The site War on the Rocks recent published a thoughtful piece from by Benjamin Jensen (a faculty member of the Marine Corps University and American University) and Neil Hollenbeck (an Army infantry officer and Fellow with the Army Futures Studies Group).
The two discuss the Army’s announced plan to create a modernization command. They cite three steps as being critical to this effort.
Step 1: Unify the Army’s Modernization Enterprise Under a New Futures Command
The authors point out that the Army’s modernization enterprise is presently split across several commands and offices without a common, empowered commander. They recommend that the Army establish a unified command with the authority to “articulate a single, coherent strategy driving modernization.”

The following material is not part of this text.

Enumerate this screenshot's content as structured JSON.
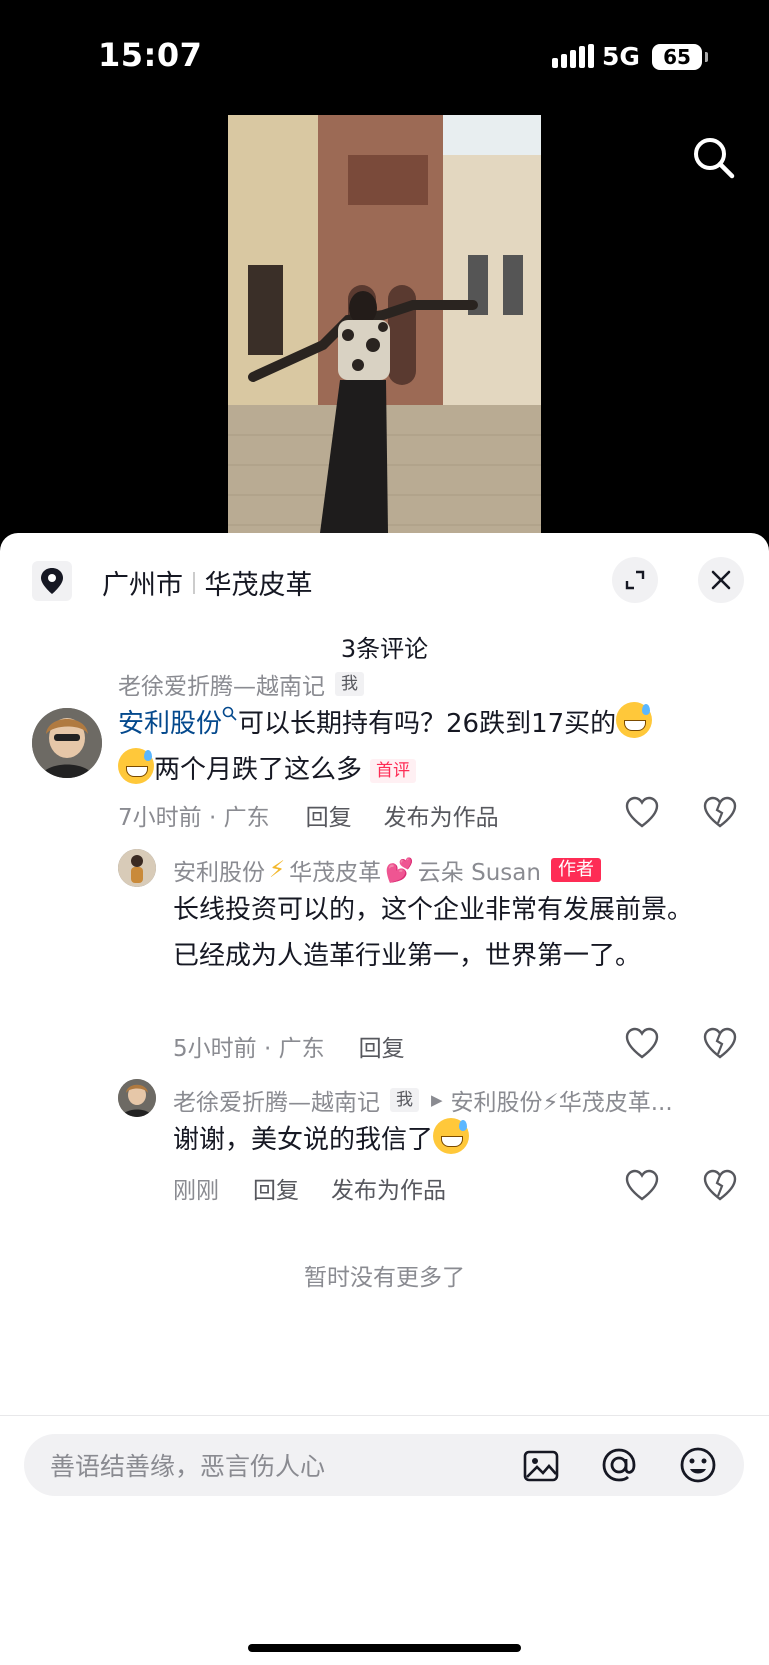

Step 2: Change the Operating Model to Enable a Culture of Experimentation
The Army needs a culture in which “failing early and often” is encouraged, in order to find interrelated problems and potential pitfalls with new solutions that can only be revealed through experimentation. Specifically, the authors suggest that the Army should develop new materiel systems to the point of a working protoype before making final decisions as to whether to pursue them.
Step 3: Developing Concepts and Technology Together.
For decades, the Army’s approach has been to assume that conceptual notions of capability development should drive technology, rather than the Army developing new technologies and then deciding how to fight with them. Instead, they suggest an approach closer to Britain’s experiments with tanks and America’s experiments with aircraft carriers between the world wars — in each case, experimentation with technology informed conceptual development, which in turn drove the next iteration of technological development.
The two offer their vision of what could be achieved if the Army is successful in implementing a unified modernization strategy::
Success is an Army that, in any area of competitive innovation, can reliably turn inside of any adversary. That is, if militaries around the world experience a near-simultaneous (e.g., within the same one to three years) recognition of an important development in technology or the strategic environment, the U.S. military’s response should almost always be the fastest and most appropriate.
Any way we accomplish it, the ability to deliver better solutions to America’s soldiers faster will be a source of advantage. But so will be the ability to turn resource inputs into military capability with greater efficiency than our adversaries. No warfighting solution, whether delivered in war or during preparation for it, is resource-unconstrained. To the extent that efficiency means more capability faster, efficiency is a kind of effectiveness in its own right.
Editor’s note: You may also be interested in learning about the Defense Innovation Unit-Experimental, an Department of Defense office which seeks to accelerate the acquisition of new technologies in order to solve national defense problems.
featured image originally from U.S. Army